**What needs to be done**
Look through the material below and return every line that contains "title".

**Data for this exercise**
____________________

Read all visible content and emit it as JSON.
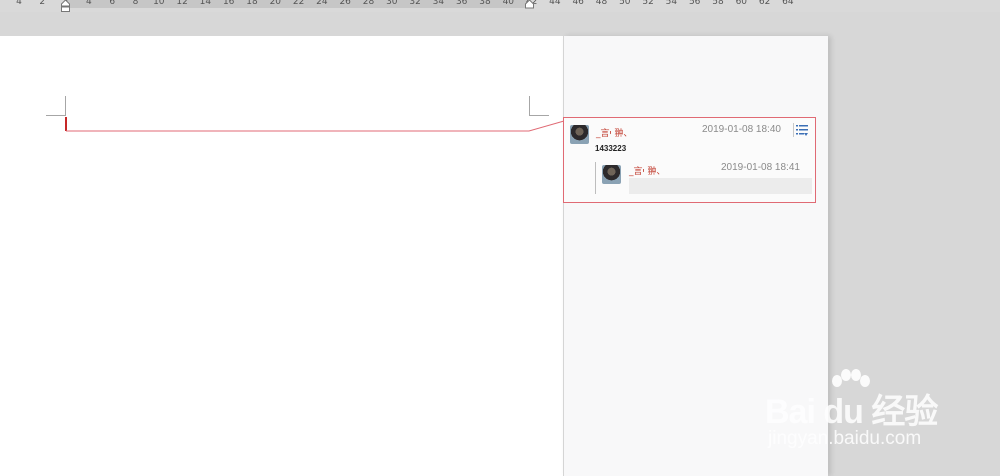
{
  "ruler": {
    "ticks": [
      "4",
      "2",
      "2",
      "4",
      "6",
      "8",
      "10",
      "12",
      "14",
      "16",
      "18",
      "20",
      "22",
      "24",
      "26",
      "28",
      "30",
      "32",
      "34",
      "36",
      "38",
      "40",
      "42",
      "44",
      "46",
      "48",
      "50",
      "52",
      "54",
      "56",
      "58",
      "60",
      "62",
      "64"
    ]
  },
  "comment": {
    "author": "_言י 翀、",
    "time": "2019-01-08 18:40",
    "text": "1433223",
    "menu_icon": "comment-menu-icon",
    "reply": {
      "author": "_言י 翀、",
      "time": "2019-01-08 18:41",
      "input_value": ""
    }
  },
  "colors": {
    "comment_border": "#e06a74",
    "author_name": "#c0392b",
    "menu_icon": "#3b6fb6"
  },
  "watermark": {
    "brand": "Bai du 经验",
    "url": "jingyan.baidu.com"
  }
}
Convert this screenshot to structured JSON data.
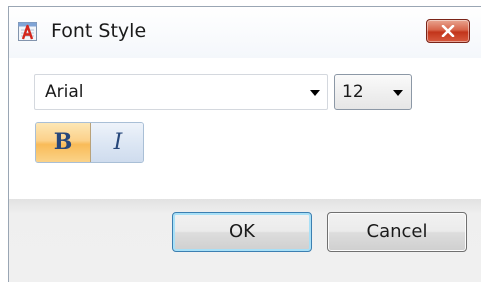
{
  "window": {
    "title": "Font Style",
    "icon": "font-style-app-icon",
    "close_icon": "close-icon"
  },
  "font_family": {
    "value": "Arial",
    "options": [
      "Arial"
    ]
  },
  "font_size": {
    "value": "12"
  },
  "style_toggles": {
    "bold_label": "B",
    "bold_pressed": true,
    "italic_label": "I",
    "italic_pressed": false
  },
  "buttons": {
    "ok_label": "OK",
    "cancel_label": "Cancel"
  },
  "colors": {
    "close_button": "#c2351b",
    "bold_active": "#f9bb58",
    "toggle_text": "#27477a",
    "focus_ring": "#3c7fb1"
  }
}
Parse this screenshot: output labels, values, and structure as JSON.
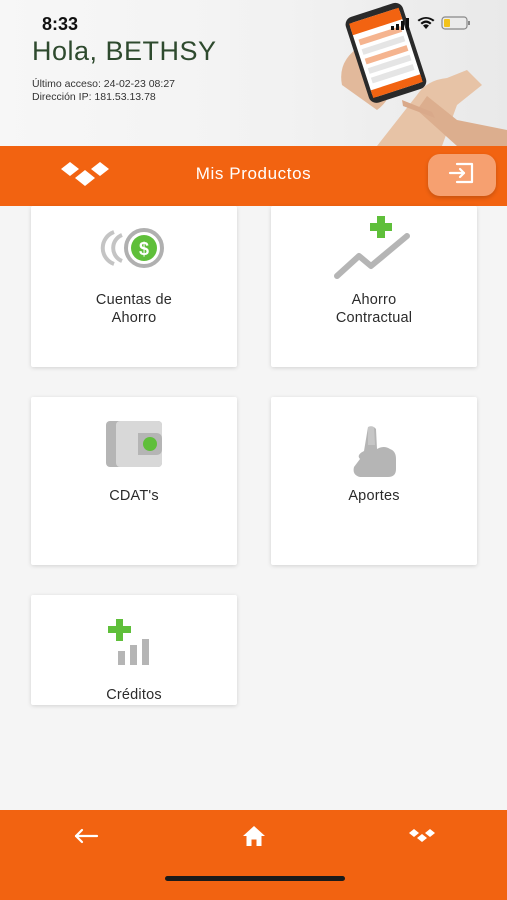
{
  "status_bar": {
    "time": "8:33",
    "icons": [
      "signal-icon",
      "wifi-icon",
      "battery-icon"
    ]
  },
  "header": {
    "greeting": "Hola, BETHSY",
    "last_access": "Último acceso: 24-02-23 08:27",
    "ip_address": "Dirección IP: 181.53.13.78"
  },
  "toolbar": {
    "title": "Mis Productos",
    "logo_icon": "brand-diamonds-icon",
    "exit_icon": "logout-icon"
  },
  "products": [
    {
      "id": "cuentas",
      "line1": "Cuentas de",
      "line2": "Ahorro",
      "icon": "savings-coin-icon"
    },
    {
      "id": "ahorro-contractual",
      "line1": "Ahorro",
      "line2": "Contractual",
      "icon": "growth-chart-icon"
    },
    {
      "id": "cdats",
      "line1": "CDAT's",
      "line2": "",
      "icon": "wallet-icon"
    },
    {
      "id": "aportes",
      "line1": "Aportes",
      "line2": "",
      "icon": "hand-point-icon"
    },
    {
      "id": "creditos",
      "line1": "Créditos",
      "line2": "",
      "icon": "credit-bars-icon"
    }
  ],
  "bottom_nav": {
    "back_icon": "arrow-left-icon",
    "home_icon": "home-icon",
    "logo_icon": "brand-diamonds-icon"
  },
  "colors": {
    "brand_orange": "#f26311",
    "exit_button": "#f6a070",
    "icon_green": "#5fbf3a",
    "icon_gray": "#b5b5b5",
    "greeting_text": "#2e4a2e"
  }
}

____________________

**Answer to this exercise**
    "title": "Font Style",
    "title": "Mis Productos",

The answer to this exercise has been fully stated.